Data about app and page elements

::::::

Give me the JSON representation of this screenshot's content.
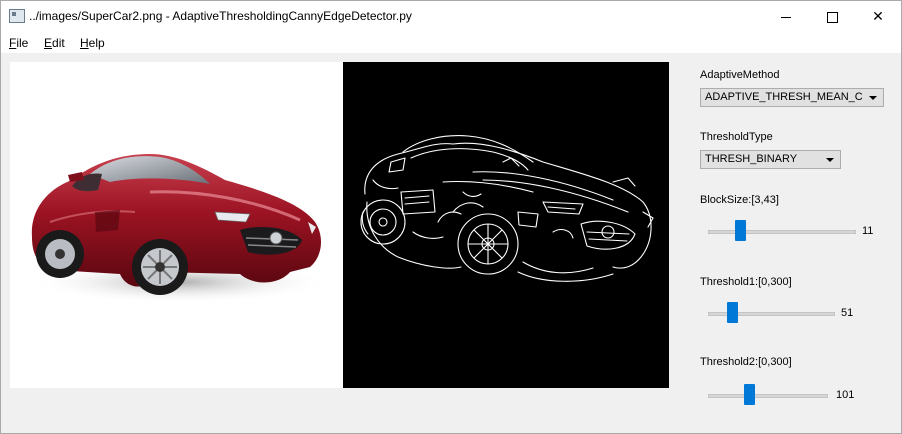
{
  "window": {
    "title": "../images/SuperCar2.png - AdaptiveThresholdingCannyEdgeDetector.py",
    "minimize_icon": "minimize-icon",
    "maximize_icon": "maximize-icon",
    "close_icon": "close-icon",
    "close_glyph": "✕"
  },
  "menu": {
    "items": [
      {
        "mnemonic": "F",
        "rest": "ile"
      },
      {
        "mnemonic": "E",
        "rest": "dit"
      },
      {
        "mnemonic": "H",
        "rest": "elp"
      }
    ]
  },
  "controls": {
    "adaptive_method": {
      "label": "AdaptiveMethod",
      "value": "ADAPTIVE_THRESH_MEAN_C"
    },
    "threshold_type": {
      "label": "ThresholdType",
      "value": "THRESH_BINARY"
    },
    "block_size": {
      "label": "BlockSize:[3,43]",
      "value": "11",
      "min": 3,
      "max": 43
    },
    "threshold1": {
      "label": "Threshold1:[0,300]",
      "value": "51",
      "min": 0,
      "max": 300
    },
    "threshold2": {
      "label": "Threshold2:[0,300]",
      "value": "101",
      "min": 0,
      "max": 300
    }
  },
  "colors": {
    "accent": "#0078d7",
    "car_red": "#9b1322",
    "edge_bg": "#000000",
    "edge_line": "#ffffff"
  }
}
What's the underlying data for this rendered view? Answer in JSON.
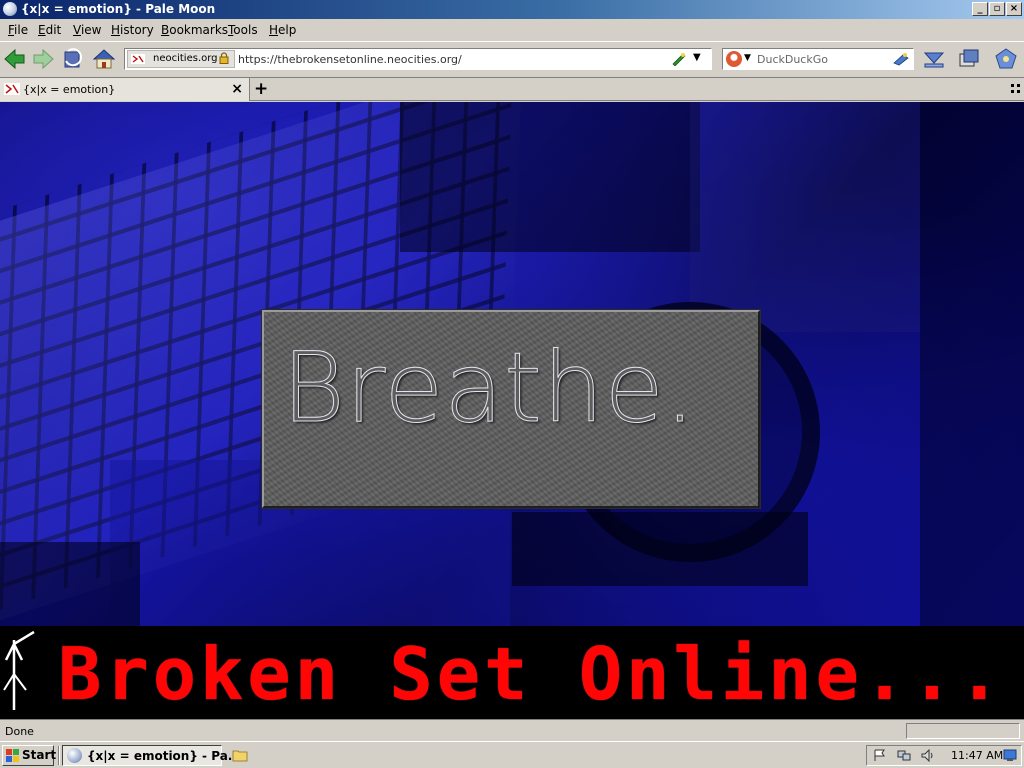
{
  "window": {
    "title": "{x|x = emotion} - Pale Moon"
  },
  "menu": {
    "items": [
      {
        "label": "File",
        "u": "F",
        "rest": "ile"
      },
      {
        "label": "Edit",
        "u": "E",
        "rest": "dit"
      },
      {
        "label": "View",
        "u": "V",
        "rest": "iew"
      },
      {
        "label": "History",
        "u": "H",
        "rest": "istory"
      },
      {
        "label": "Bookmarks",
        "u": "B",
        "rest": "ookmarks"
      },
      {
        "label": "Tools",
        "u": "T",
        "rest": "ools"
      },
      {
        "label": "Help",
        "u": "H",
        "rest": "elp"
      }
    ]
  },
  "toolbar": {
    "site_identity": "neocities.org",
    "url": "https://thebrokensetonline.neocities.org/",
    "search_placeholder": "DuckDuckGo"
  },
  "tabs": [
    {
      "title": "{x|x = emotion}"
    }
  ],
  "page": {
    "hero_text": "Breathe.",
    "banner_text": "Broken Set Online..."
  },
  "status": {
    "text": "Done"
  },
  "taskbar": {
    "start_label": "Start",
    "window_label": "{x|x = emotion} - Pa...",
    "clock": "11:47 AM"
  },
  "colors": {
    "banner_text": "#ff0505",
    "hero_blue": "#1616b8",
    "titlebar": "#0a246a"
  }
}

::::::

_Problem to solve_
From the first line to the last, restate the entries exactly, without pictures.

_Answer to this problem_
Give me the JSON representation of this screenshot's content.
{
  "window": {
    "title": "../images/SuperCar2.png - AdaptiveThresholdingCannyEdgeDetector.py",
    "minimize_icon": "minimize-icon",
    "maximize_icon": "maximize-icon",
    "close_icon": "close-icon",
    "close_glyph": "✕"
  },
  "menu": {
    "items": [
      {
        "mnemonic": "F",
        "rest": "ile"
      },
      {
        "mnemonic": "E",
        "rest": "dit"
      },
      {
        "mnemonic": "H",
        "rest": "elp"
      }
    ]
  },
  "controls": {
    "adaptive_method": {
      "label": "AdaptiveMethod",
      "value": "ADAPTIVE_THRESH_MEAN_C"
    },
    "threshold_type": {
      "label": "ThresholdType",
      "value": "THRESH_BINARY"
    },
    "block_size": {
      "label": "BlockSize:[3,43]",
      "value": "11",
      "min": 3,
      "max": 43
    },
    "threshold1": {
      "label": "Threshold1:[0,300]",
      "value": "51",
      "min": 0,
      "max": 300
    },
    "threshold2": {
      "label": "Threshold2:[0,300]",
      "value": "101",
      "min": 0,
      "max": 300
    }
  },
  "colors": {
    "accent": "#0078d7",
    "car_red": "#9b1322",
    "edge_bg": "#000000",
    "edge_line": "#ffffff"
  }
}
What's the underlying data for this rendered view? Answer in JSON.
{
  "window": {
    "title": "{x|x = emotion} - Pale Moon"
  },
  "menu": {
    "items": [
      {
        "label": "File",
        "u": "F",
        "rest": "ile"
      },
      {
        "label": "Edit",
        "u": "E",
        "rest": "dit"
      },
      {
        "label": "View",
        "u": "V",
        "rest": "iew"
      },
      {
        "label": "History",
        "u": "H",
        "rest": "istory"
      },
      {
        "label": "Bookmarks",
        "u": "B",
        "rest": "ookmarks"
      },
      {
        "label": "Tools",
        "u": "T",
        "rest": "ools"
      },
      {
        "label": "Help",
        "u": "H",
        "rest": "elp"
      }
    ]
  },
  "toolbar": {
    "site_identity": "neocities.org",
    "url": "https://thebrokensetonline.neocities.org/",
    "search_placeholder": "DuckDuckGo"
  },
  "tabs": [
    {
      "title": "{x|x = emotion}"
    }
  ],
  "page": {
    "hero_text": "Breathe.",
    "banner_text": "Broken Set Online..."
  },
  "status": {
    "text": "Done"
  },
  "taskbar": {
    "start_label": "Start",
    "window_label": "{x|x = emotion} - Pa...",
    "clock": "11:47 AM"
  },
  "colors": {
    "banner_text": "#ff0505",
    "hero_blue": "#1616b8",
    "titlebar": "#0a246a"
  }
}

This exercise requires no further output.